Which of the lines below holds the string "Apache"? Copy every line that does.

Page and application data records
════════

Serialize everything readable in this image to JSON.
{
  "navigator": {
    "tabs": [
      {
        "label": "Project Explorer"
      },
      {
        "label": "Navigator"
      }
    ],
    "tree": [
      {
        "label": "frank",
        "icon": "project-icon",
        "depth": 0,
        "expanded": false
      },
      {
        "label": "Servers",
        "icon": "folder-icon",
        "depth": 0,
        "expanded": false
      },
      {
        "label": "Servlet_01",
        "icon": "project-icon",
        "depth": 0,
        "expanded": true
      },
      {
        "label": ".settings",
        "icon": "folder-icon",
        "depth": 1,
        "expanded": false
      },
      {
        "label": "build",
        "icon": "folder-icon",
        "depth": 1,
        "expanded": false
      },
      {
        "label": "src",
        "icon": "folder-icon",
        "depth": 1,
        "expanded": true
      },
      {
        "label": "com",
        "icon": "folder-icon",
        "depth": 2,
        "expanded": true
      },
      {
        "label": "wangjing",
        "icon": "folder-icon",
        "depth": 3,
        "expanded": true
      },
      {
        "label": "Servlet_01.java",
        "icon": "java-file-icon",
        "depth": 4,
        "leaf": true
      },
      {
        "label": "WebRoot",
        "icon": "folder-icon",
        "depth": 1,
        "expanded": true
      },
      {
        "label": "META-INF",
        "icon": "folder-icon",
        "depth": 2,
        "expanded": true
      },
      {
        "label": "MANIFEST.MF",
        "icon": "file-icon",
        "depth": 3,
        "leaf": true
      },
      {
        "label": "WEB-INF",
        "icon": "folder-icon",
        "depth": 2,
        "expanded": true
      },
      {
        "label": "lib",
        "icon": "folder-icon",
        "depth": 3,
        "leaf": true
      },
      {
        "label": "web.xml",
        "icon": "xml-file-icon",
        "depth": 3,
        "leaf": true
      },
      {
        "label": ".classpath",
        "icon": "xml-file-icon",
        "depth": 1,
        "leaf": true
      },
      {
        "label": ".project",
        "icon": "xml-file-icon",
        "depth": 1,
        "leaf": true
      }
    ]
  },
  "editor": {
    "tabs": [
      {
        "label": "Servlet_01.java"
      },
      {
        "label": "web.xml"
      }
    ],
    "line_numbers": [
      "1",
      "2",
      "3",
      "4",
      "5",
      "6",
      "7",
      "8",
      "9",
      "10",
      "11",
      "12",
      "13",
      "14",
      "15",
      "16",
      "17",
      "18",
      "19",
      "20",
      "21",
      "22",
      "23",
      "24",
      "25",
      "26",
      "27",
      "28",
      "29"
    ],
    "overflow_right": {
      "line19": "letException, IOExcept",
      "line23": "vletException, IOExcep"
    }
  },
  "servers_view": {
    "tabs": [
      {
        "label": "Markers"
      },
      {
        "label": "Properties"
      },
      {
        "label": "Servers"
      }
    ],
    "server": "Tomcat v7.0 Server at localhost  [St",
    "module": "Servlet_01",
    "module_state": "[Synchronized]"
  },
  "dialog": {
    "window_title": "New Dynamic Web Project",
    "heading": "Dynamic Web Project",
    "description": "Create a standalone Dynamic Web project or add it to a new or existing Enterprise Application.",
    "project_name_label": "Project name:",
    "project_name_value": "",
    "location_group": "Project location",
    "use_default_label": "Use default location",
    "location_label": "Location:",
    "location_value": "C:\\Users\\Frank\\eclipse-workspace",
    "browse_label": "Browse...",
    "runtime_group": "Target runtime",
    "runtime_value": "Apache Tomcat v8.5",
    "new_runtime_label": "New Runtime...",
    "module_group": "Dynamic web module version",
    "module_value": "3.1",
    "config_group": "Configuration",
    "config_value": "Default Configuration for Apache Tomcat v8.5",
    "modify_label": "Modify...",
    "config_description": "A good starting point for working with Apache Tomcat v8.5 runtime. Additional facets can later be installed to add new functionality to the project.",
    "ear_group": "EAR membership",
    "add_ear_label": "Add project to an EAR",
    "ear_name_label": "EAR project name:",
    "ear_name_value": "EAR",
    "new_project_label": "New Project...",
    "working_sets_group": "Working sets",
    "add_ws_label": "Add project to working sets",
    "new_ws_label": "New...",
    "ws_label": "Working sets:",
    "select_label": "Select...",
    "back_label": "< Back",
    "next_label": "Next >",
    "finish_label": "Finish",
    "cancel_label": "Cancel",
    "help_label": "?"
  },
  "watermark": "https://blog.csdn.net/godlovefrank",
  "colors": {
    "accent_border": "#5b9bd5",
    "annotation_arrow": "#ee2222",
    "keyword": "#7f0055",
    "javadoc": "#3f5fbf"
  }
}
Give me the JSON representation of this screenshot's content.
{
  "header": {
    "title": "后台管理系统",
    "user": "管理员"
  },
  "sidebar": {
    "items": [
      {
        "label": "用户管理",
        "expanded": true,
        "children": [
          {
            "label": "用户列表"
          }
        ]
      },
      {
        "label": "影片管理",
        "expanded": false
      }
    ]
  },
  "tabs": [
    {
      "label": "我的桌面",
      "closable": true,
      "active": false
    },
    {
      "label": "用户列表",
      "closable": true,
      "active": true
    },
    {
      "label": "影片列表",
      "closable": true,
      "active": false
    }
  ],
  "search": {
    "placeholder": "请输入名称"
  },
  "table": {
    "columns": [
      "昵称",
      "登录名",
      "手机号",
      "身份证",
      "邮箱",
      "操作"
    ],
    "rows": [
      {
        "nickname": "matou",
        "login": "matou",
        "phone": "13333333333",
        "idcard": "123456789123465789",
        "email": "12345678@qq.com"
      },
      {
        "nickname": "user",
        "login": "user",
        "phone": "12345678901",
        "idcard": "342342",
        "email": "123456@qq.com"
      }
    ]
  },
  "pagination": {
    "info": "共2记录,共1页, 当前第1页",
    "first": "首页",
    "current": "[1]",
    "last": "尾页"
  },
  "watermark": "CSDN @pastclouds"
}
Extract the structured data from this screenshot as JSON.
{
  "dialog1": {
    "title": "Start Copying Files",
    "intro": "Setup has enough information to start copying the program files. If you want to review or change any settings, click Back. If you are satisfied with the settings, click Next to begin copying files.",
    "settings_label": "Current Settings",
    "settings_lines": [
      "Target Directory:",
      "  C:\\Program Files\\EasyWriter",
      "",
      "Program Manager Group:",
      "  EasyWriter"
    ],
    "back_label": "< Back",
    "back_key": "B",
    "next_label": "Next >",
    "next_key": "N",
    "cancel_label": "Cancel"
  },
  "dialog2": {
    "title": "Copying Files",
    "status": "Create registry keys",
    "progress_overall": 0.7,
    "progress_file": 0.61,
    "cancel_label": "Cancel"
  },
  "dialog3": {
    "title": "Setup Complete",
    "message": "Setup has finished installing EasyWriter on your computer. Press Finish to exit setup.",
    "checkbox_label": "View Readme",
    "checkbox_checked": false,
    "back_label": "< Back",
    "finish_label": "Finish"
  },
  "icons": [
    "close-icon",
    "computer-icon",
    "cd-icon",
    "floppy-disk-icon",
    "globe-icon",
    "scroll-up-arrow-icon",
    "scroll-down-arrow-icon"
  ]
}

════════

» **ANSWER SECTION**:
    "runtime_value": "Apache Tomcat v8.5",
    "config_value": "Default Configuration for Apache Tomcat v8.5",
    "config_description": "A good starting point for working with Apache Tomcat v8.5 runtime. Additional facets can later be installed to add new functionality to the project.",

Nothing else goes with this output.